Published: Tuesday, September 19, 2017 @ 11:14 AM

            A rendering shows a possible design for Gem City Market prepared by Dayton architect Matt Sauer. CONTRIBUTED
A rendering shows a possible design for Gem City Market prepared by Dayton architect Matt Sauer. CONTRIBUTED

The effort to open a community-owned grocery store in northwest Dayton took a step forward this week with a $220,000 donation from CareSource.

The CareSource Foundation announced Monday the donation to Gem City Market, which goes toward the market organizers’ overall fundraising goal of $4.2 million.

Organizers have been fundraising for the cooperatively owned grocery store proposed along lower Salem Avenue, which would bring access to fresh and healthy food to northwest Dayton.

The goal is to complete the grocery store in 2019 in an area currently considered a food desert. A food desert is defined as an area where more than 40 percent of the population has an income less than 200 percent of the federal poverty level and lives more than a mile from a full-service grocery store.

Lela Klein, executive director of the Greater Dayton Union Co-Op Initiative, which is organizing the grocery store effort, said it is valuable to have a well known group like CareSource sign on to the project.

“Certainly the capital is really important but at this point the partnership is pretty significant for us as well. It’s the ability of having a known entity say ‘We have vetted this project and we have looked at it closely and we think it will move the needle,’” Lela Klein, executive director and Co-Founder, Greater Dayton Union Co-Op Initiative.

RELATED: 5 things to know about the northwest Dayton grocery co-op

CareSource, a Medicaid managed care provider, which serves just shy of 2 million low income people, is also interested in ideas that address hunger and food insecurity, said Cathy Ponitz, vice president of the CareSource Foundation.

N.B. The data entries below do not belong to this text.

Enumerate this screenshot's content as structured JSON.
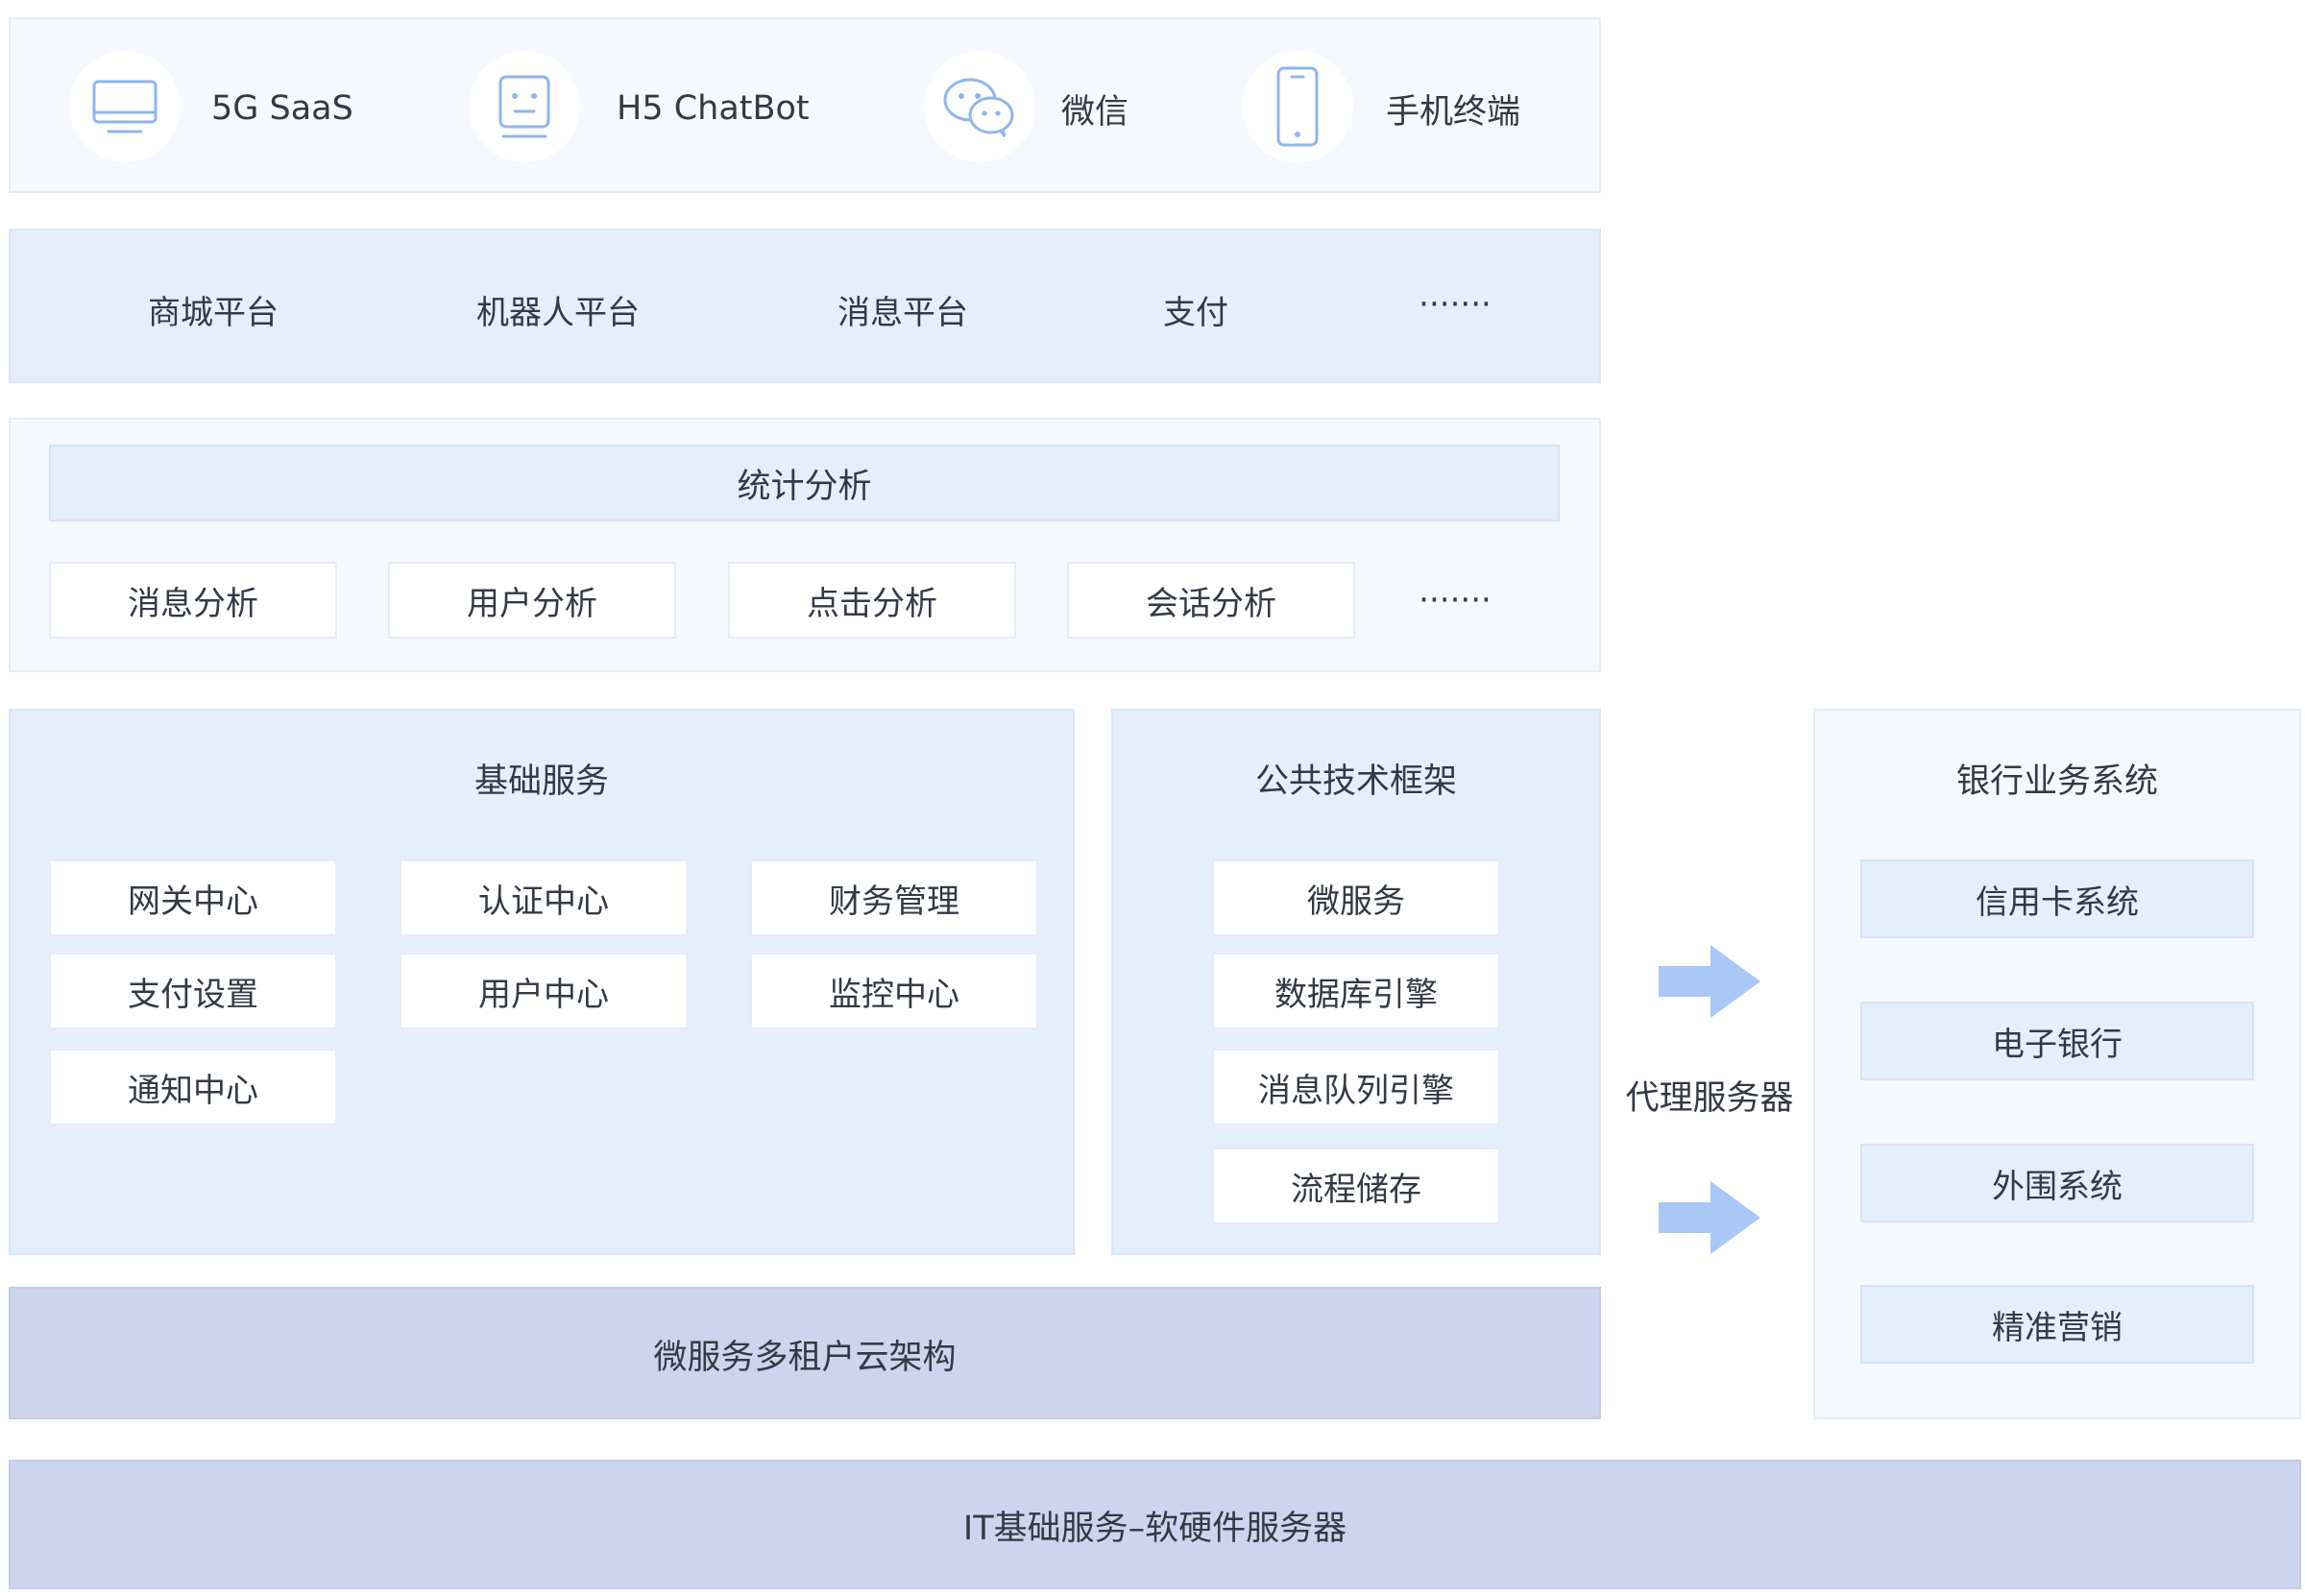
{
  "channels": [
    {
      "label": "5G SaaS",
      "icon": "monitor-icon"
    },
    {
      "label": "H5 ChatBot",
      "icon": "robot-icon"
    },
    {
      "label": "微信",
      "icon": "wechat-icon"
    },
    {
      "label": "手机终端",
      "icon": "phone-icon"
    }
  ],
  "platforms": [
    "商城平台",
    "机器人平台",
    "消息平台",
    "支付",
    "·······"
  ],
  "analytics": {
    "title": "统计分析",
    "items": [
      "消息分析",
      "用户分析",
      "点击分析",
      "会话分析"
    ],
    "more": "·······"
  },
  "basic_services": {
    "title": "基础服务",
    "items": [
      "网关中心",
      "认证中心",
      "财务管理",
      "支付设置",
      "用户中心",
      "监控中心",
      "通知中心"
    ]
  },
  "tech_framework": {
    "title": "公共技术框架",
    "items": [
      "微服务",
      "数据库引擎",
      "消息队列引擎",
      "流程储存"
    ]
  },
  "proxy": {
    "label": "代理服务器"
  },
  "bank_systems": {
    "title": "银行业务系统",
    "items": [
      "信用卡系统",
      "电子银行",
      "外围系统",
      "精准营销"
    ]
  },
  "cloud_layer": "微服务多租户云架构",
  "infra_layer": "IT基础服务–软硬件服务器",
  "colors": {
    "icon_blue": "#8fb6ee",
    "arrow_blue": "#a9c8f6",
    "panel_blue": "#e4eefd",
    "panel_light": "#f5f8fe",
    "panel_purple": "#cdd4ee"
  }
}
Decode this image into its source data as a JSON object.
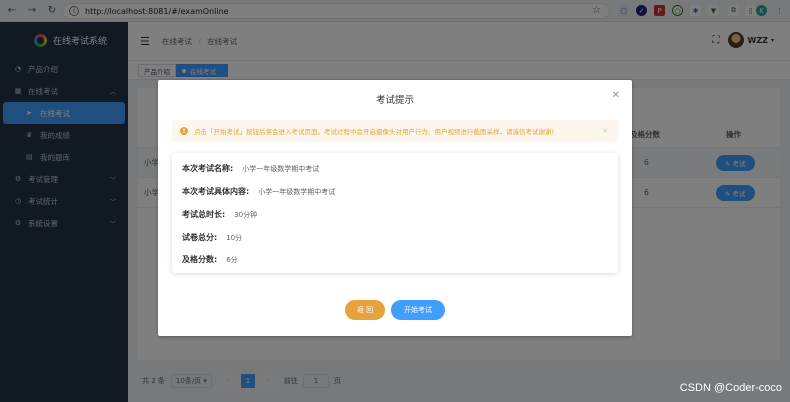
{
  "browser": {
    "url": "http://localhost:8081/#/examOnline"
  },
  "sidebar": {
    "title": "在线考试系统",
    "items": [
      {
        "label": "产品介绍",
        "icon": "dashboard-icon"
      },
      {
        "label": "在线考试",
        "icon": "grid-icon"
      },
      {
        "label": "在线考试",
        "icon": "send-icon",
        "sub": true,
        "active": true
      },
      {
        "label": "我的成绩",
        "icon": "trophy-icon",
        "sub": true
      },
      {
        "label": "我的题库",
        "icon": "book-icon",
        "sub": true
      },
      {
        "label": "考试管理",
        "icon": "gear-icon"
      },
      {
        "label": "考试统计",
        "icon": "chart-icon"
      },
      {
        "label": "系统设置",
        "icon": "settings-icon"
      }
    ]
  },
  "header": {
    "breadcrumb_home": "在线考试",
    "breadcrumb_sep": "/",
    "breadcrumb_current": "在线考试",
    "user_name": "WZZ"
  },
  "tags": {
    "tag1": "产品介绍",
    "tag2": "在线考试"
  },
  "table": {
    "col_pass": "及格分数",
    "col_op": "操作",
    "rows": [
      {
        "name": "小学",
        "pass": "6",
        "op": "考试"
      },
      {
        "name": "小学",
        "pass": "6",
        "op": "考试"
      }
    ]
  },
  "pager": {
    "total": "共 2 条",
    "size": "10条/页",
    "page": "1",
    "goto": "前往",
    "goto_value": "1",
    "unit": "页"
  },
  "dialog": {
    "title": "考试提示",
    "alert": "点击「开始考试」按钮后将会进入考试页面。考试过程中会开启摄像头对用户行为、用户视频进行截图采样，请诚信考试谢谢!",
    "fields": [
      {
        "label": "本次考试名称:",
        "value": "小学一年级数学期中考试"
      },
      {
        "label": "本次考试具体内容:",
        "value": "小学一年级数学期中考试"
      },
      {
        "label": "考试总时长:",
        "value": "30分钟"
      },
      {
        "label": "试卷总分:",
        "value": "10分"
      },
      {
        "label": "及格分数:",
        "value": "6分"
      }
    ],
    "back_label": "返 回",
    "start_label": "开始考试"
  },
  "watermark": "CSDN @Coder-coco"
}
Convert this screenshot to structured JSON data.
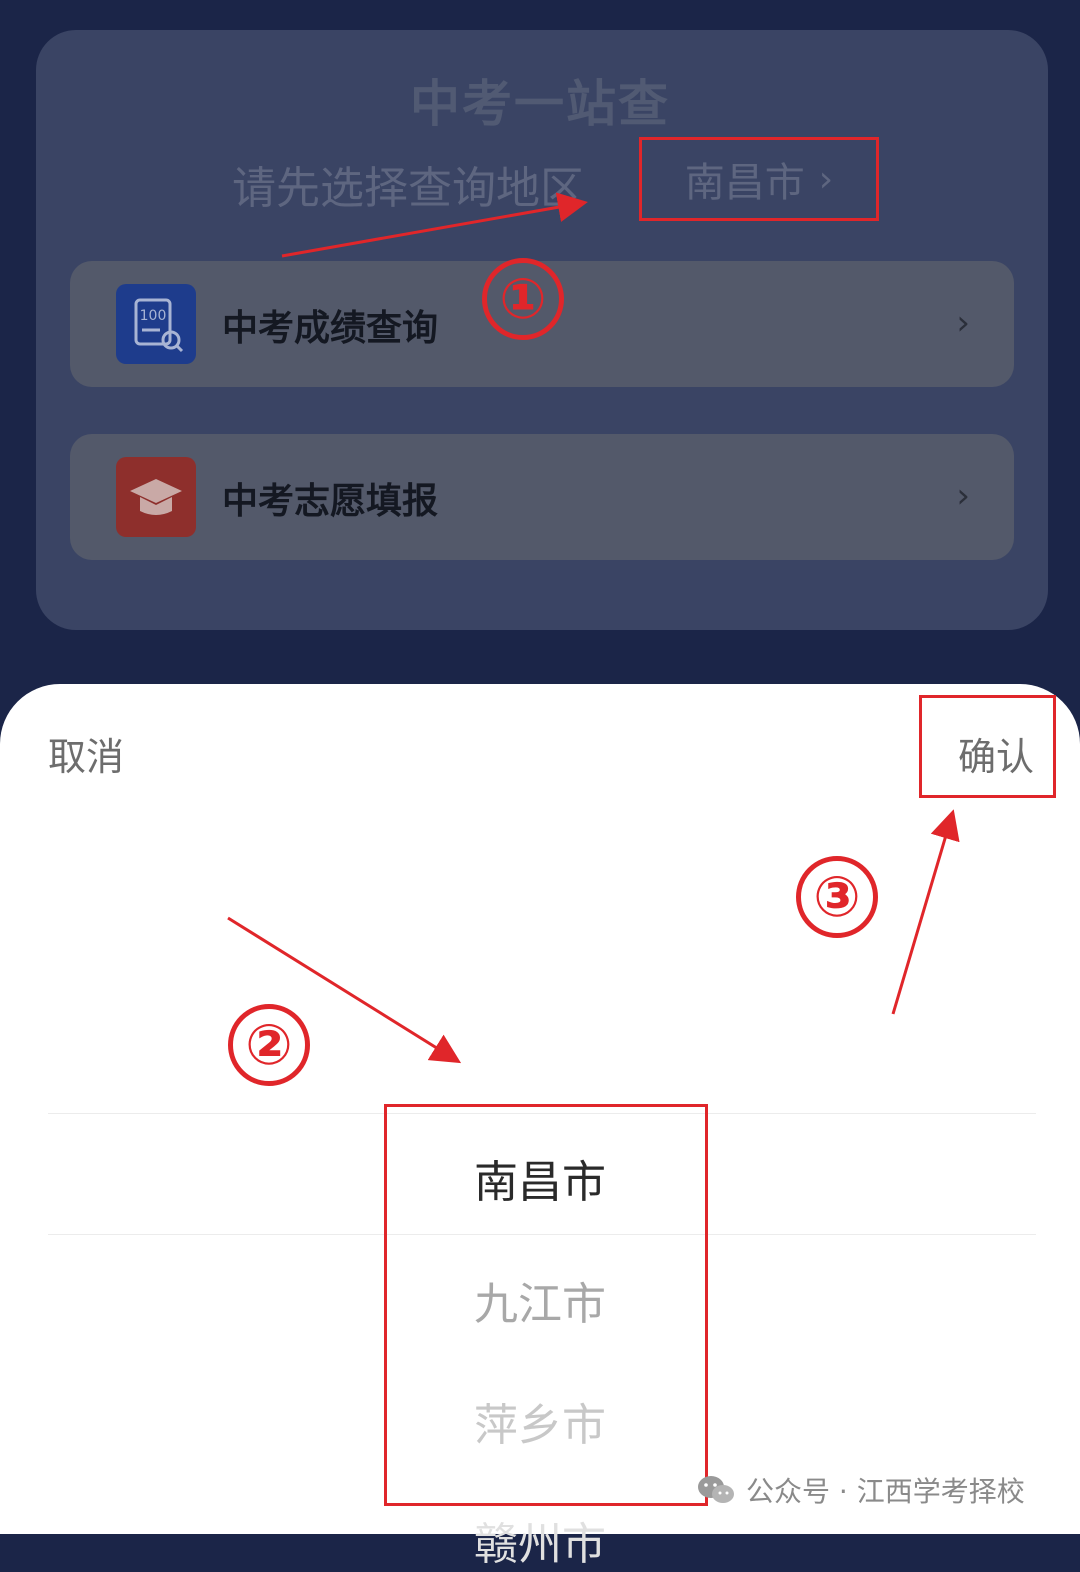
{
  "page": {
    "title": "中考一站查",
    "region_prompt": "请先选择查询地区",
    "region_value": "南昌市",
    "region_chevron": "›"
  },
  "menu": [
    {
      "label": "中考成绩查询",
      "icon": "score-report-icon",
      "icon_color": "#1e3c8c"
    },
    {
      "label": "中考志愿填报",
      "icon": "graduation-cap-icon",
      "icon_color": "#8e2f2c"
    }
  ],
  "menu_chevron": "›",
  "sheet": {
    "cancel_label": "取消",
    "confirm_label": "确认",
    "options": [
      "南昌市",
      "九江市",
      "萍乡市",
      "赣州市"
    ],
    "selected": "南昌市"
  },
  "annotations": {
    "steps": [
      "①",
      "②",
      "③"
    ],
    "color": "#e0262a"
  },
  "watermark": {
    "text": "公众号 · 江西学考择校"
  }
}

“We certainly partner with a number of foodbanks but we’re always looking for ‘What’s the innovation to help solve big, critical social issues?’” said Ponitz.

RELATED: Parties and handshakes to help get Gem City Market off the ground

Nozipo Glenn, a market member-owner and resident near where the market will be built, said it will benefit her and change her neighborhood to have a grocery store.

“Now that I’m older, disabled, and don’t drive anymore I have to catch two — and sometimes three — buses to get to a store where I can buy what I call ‘real food,’ which is fresh vegetables, fruit. It will make a great difference to me,” said Glenn.

She said by being community-owned market, the market will create neighborhood pride and could help attract additional development nearby.

“We are thrilled and honored by this extraordinary vote of confidence from the CareSource Foundation,” Amaha Sellassie, the Gem City Market’s Board President, said in a statement. “We share the organization’s broad vision of community health that includes food access and economic empowerment. Their long-term support for the Dayton community speaks for itself, and we are so grateful for their partnership.”

Michelle Riley, CEO of The Foodbank, said there’s 123,900 people including 36,600 children who report food insecurity in the Dayton region. That’s 18 percent of people in the Miami Valley.

Riley said its important for their clients who are the working poor to be able to shop for fresh food and vegetables in an accessible way.

“Those clients struggle with transportation. They struggle with being able to drive long distances to a grocery store. And they are using corner markets, where the prices are inflated and the food is not good, to supplement,” she said.